Every new year brings the same old articles about resolutions, about what we should do to improve our lives and résumés. The one piece of advice that stuck in my mind this year was that happiness or “subjective well-being,” as some experts have taken to calling it, is a function not of how many friends we have, but of the depth of our relationships. Thus the advice featured some phrase about quality rather than quantity.
I will not be surprised nor disheartened to hear again from the writer on the Psalms or from the transportation executive, and, by contrast, my sense was, as I paid the fare, that the driver had as little expectation as I that we would ever see one another again. Nor can I say that he and I had had the sort of intimate conversation that the advice-giver likely had in mind when he or she wrote of improving the quality of “my” relationships. Nor was my exchange with the driver absolutely unusual. Every few months or so—e.g., in an elevator or in a check-out line—all of a sudden a deep-reaching, very short-lived connection is made with another human being, a person I’ve never met before. As if it were given me to see, a just for those ten seconds, that there was light, too, within the Earth.
Thinking schematically, we could say that such special moments depend on the chance intersection of an allower and an allowed. And usually I am in the allowed role and allowed to make some observation about life under capitalism or in a bureaucracy, or the vagaries of human nature, the delusions we cling to. I have appreciated, greatly appreciated, these exchanges, and I have appreciated that these others have appreciated whatever out-of-the-ordinary observation they have allowed me to make. But crossing the Manhattan Bridge, me absorbed in the spongy, leatherette backseat, the limo driver and I somehow briefly found ourselves on another level, and the driver, for all he had to keep his eye on the traffic, was the one who noticed it first.
In explaining how he himself evaluated reports of miracles, Hume wrote:
When anyone tells me, that he saw a dead man restored to life, I immediately consider with myself, whether it be more probable, that this person should either deceive or be deceived, or that the fact, which he relates, should really have happened. . . . If the falsehood of his testimony would be more miraculous, then the event which he relates; then, and not till then, can he pretend to command my belief or opinion.

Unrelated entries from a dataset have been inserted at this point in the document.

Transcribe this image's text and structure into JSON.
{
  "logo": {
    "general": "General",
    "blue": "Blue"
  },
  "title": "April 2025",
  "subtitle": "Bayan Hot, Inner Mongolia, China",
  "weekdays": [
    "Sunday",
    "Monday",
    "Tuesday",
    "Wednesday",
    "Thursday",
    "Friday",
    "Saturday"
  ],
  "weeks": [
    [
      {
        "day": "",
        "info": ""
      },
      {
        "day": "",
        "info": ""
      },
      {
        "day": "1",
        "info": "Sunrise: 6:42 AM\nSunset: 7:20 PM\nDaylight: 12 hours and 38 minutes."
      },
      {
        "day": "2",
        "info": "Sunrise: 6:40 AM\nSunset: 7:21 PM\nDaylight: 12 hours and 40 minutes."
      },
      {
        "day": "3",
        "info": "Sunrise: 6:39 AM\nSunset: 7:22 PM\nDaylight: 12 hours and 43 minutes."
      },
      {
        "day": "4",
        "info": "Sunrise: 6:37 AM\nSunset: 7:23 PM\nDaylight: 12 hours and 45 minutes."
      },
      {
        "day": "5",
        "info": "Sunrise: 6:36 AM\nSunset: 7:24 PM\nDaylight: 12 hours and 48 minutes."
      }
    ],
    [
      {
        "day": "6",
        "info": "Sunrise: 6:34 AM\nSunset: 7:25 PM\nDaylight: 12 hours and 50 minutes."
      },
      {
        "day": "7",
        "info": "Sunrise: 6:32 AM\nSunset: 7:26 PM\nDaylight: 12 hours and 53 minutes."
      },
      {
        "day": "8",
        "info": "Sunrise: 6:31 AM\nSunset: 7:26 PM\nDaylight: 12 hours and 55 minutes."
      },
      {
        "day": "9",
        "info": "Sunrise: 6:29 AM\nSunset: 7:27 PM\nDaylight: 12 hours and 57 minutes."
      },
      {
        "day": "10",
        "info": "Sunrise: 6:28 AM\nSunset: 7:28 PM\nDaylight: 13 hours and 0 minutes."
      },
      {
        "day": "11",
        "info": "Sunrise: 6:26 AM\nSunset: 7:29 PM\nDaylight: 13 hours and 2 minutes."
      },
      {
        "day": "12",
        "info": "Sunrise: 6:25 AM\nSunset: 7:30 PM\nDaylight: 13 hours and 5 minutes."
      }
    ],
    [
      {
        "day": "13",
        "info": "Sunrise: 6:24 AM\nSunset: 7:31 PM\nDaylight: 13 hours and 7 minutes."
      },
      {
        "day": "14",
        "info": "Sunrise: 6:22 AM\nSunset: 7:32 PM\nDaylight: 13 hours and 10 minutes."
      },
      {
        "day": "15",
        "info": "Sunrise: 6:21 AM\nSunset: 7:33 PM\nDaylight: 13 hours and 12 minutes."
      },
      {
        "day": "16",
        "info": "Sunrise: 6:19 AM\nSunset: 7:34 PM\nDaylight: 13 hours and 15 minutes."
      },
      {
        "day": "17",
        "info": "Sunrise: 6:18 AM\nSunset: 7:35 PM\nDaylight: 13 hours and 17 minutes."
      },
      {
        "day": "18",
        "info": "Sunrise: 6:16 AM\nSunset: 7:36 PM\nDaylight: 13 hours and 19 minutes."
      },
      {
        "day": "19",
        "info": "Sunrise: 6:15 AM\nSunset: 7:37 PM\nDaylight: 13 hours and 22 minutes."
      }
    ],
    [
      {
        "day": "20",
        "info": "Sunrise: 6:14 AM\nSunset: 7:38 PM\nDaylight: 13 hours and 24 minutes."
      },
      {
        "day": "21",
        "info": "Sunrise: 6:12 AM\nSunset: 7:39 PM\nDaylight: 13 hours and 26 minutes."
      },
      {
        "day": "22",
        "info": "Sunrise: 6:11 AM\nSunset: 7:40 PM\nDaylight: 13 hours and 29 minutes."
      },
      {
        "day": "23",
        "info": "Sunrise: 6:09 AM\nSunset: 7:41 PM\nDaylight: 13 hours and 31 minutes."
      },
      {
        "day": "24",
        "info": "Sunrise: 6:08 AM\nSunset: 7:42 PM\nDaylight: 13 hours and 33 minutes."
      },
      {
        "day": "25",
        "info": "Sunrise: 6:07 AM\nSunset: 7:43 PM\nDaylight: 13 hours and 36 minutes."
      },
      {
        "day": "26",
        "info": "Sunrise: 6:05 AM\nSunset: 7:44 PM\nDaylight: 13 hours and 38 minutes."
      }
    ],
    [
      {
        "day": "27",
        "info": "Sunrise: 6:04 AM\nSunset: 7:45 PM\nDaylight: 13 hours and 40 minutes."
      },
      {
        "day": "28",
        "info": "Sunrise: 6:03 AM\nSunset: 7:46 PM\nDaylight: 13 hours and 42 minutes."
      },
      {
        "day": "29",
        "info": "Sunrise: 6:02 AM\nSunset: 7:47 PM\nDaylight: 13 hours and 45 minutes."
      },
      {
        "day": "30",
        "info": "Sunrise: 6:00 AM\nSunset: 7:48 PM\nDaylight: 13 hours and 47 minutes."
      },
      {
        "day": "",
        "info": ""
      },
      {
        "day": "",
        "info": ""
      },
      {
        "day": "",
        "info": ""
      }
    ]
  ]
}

All this of course makes good sense. What Hume was overlooking was the value of miracles, however short-lived or easy to dismiss.
“Of Miracles” appears as Section Ten of Hume’s An Enquiry Concerning Human Understanding.